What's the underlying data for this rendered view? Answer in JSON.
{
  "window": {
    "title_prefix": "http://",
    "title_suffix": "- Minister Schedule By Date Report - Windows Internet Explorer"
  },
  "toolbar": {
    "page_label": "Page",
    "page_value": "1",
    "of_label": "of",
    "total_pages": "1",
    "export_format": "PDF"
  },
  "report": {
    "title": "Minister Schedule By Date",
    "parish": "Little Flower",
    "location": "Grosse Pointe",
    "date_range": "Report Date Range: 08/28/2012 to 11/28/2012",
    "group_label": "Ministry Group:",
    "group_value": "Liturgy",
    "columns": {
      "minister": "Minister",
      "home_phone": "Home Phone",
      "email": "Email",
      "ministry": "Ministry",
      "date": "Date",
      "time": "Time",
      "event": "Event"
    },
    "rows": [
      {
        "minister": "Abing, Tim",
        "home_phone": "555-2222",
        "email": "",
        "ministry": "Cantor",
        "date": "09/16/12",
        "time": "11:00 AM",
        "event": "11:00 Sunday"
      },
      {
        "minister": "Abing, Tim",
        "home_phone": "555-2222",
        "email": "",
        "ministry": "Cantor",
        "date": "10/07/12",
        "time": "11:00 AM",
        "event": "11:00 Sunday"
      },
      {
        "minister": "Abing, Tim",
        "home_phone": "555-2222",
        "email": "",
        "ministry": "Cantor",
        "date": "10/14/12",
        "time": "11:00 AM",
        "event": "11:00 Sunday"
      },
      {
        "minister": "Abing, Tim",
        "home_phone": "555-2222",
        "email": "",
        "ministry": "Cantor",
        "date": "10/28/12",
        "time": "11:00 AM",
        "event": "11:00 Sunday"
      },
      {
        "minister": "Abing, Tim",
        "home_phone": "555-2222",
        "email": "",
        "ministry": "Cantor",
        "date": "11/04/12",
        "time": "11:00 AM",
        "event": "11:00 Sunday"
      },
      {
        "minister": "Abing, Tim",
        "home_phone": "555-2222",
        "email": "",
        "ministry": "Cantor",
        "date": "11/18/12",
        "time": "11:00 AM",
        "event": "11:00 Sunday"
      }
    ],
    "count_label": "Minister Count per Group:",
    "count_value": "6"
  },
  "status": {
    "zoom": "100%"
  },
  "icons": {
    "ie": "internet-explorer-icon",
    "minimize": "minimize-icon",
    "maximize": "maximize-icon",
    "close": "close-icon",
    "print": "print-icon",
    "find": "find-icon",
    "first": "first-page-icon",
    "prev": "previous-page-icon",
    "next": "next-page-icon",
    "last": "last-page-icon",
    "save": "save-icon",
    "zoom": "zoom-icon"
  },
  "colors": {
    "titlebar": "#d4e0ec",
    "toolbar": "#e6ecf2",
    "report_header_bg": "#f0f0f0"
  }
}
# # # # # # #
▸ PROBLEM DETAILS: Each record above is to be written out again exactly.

▸ RESULT OF THIS EXERCISE:
What's the underlying data for this rendered view? Answer in JSON.
{
  "window": {
    "title_prefix": "http://",
    "title_suffix": "- Minister Schedule By Date Report - Windows Internet Explorer"
  },
  "toolbar": {
    "page_label": "Page",
    "page_value": "1",
    "of_label": "of",
    "total_pages": "1",
    "export_format": "PDF"
  },
  "report": {
    "title": "Minister Schedule By Date",
    "parish": "Little Flower",
    "location": "Grosse Pointe",
    "date_range": "Report Date Range: 08/28/2012 to 11/28/2012",
    "group_label": "Ministry Group:",
    "group_value": "Liturgy",
    "columns": {
      "minister": "Minister",
      "home_phone": "Home Phone",
      "email": "Email",
      "ministry": "Ministry",
      "date": "Date",
      "time": "Time",
      "event": "Event"
    },
    "rows": [
      {
        "minister": "Abing, Tim",
        "home_phone": "555-2222",
        "email": "",
        "ministry": "Cantor",
        "date": "09/16/12",
        "time": "11:00 AM",
        "event": "11:00 Sunday"
      },
      {
        "minister": "Abing, Tim",
        "home_phone": "555-2222",
        "email": "",
        "ministry": "Cantor",
        "date": "10/07/12",
        "time": "11:00 AM",
        "event": "11:00 Sunday"
      },
      {
        "minister": "Abing, Tim",
        "home_phone": "555-2222",
        "email": "",
        "ministry": "Cantor",
        "date": "10/14/12",
        "time": "11:00 AM",
        "event": "11:00 Sunday"
      },
      {
        "minister": "Abing, Tim",
        "home_phone": "555-2222",
        "email": "",
        "ministry": "Cantor",
        "date": "10/28/12",
        "time": "11:00 AM",
        "event": "11:00 Sunday"
      },
      {
        "minister": "Abing, Tim",
        "home_phone": "555-2222",
        "email": "",
        "ministry": "Cantor",
        "date": "11/04/12",
        "time": "11:00 AM",
        "event": "11:00 Sunday"
      },
      {
        "minister": "Abing, Tim",
        "home_phone": "555-2222",
        "email": "",
        "ministry": "Cantor",
        "date": "11/18/12",
        "time": "11:00 AM",
        "event": "11:00 Sunday"
      }
    ],
    "count_label": "Minister Count per Group:",
    "count_value": "6"
  },
  "status": {
    "zoom": "100%"
  },
  "icons": {
    "ie": "internet-explorer-icon",
    "minimize": "minimize-icon",
    "maximize": "maximize-icon",
    "close": "close-icon",
    "print": "print-icon",
    "find": "find-icon",
    "first": "first-page-icon",
    "prev": "previous-page-icon",
    "next": "next-page-icon",
    "last": "last-page-icon",
    "save": "save-icon",
    "zoom": "zoom-icon"
  },
  "colors": {
    "titlebar": "#d4e0ec",
    "toolbar": "#e6ecf2",
    "report_header_bg": "#f0f0f0"
  }
}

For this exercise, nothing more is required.